(Recorded data)
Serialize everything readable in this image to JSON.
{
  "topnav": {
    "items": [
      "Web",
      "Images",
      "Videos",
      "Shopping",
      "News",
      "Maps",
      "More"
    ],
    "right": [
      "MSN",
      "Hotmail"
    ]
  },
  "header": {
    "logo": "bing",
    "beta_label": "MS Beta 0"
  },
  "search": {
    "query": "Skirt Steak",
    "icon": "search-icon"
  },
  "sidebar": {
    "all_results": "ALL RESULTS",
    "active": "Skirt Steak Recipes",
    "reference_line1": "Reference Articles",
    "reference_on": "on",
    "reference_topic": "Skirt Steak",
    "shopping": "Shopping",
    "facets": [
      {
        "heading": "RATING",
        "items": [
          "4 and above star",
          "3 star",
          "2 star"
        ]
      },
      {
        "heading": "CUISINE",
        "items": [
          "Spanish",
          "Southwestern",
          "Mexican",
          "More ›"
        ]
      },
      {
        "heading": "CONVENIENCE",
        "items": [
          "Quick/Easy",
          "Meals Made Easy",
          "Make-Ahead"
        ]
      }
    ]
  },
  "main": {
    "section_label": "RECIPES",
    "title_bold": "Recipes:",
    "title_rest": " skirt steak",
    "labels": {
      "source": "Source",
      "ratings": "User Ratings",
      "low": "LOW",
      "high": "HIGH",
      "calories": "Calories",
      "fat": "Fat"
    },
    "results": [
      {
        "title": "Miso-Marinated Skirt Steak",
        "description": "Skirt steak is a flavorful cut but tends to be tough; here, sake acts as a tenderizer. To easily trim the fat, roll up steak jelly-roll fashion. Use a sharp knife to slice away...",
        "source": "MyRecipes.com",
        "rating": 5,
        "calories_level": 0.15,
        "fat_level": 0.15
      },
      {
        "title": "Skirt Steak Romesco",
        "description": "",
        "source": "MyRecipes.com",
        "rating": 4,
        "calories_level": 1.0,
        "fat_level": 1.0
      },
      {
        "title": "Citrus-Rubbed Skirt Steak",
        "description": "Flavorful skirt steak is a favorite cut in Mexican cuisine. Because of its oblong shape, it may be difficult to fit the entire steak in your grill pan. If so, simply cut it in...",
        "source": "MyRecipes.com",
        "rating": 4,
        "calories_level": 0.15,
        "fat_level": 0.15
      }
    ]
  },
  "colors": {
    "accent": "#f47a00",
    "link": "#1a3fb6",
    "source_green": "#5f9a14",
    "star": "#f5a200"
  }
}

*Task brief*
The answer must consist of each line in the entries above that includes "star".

*Solution for this task*
          "4 and above star",
          "3 star",
          "2 star"
    "star": "#f5a200"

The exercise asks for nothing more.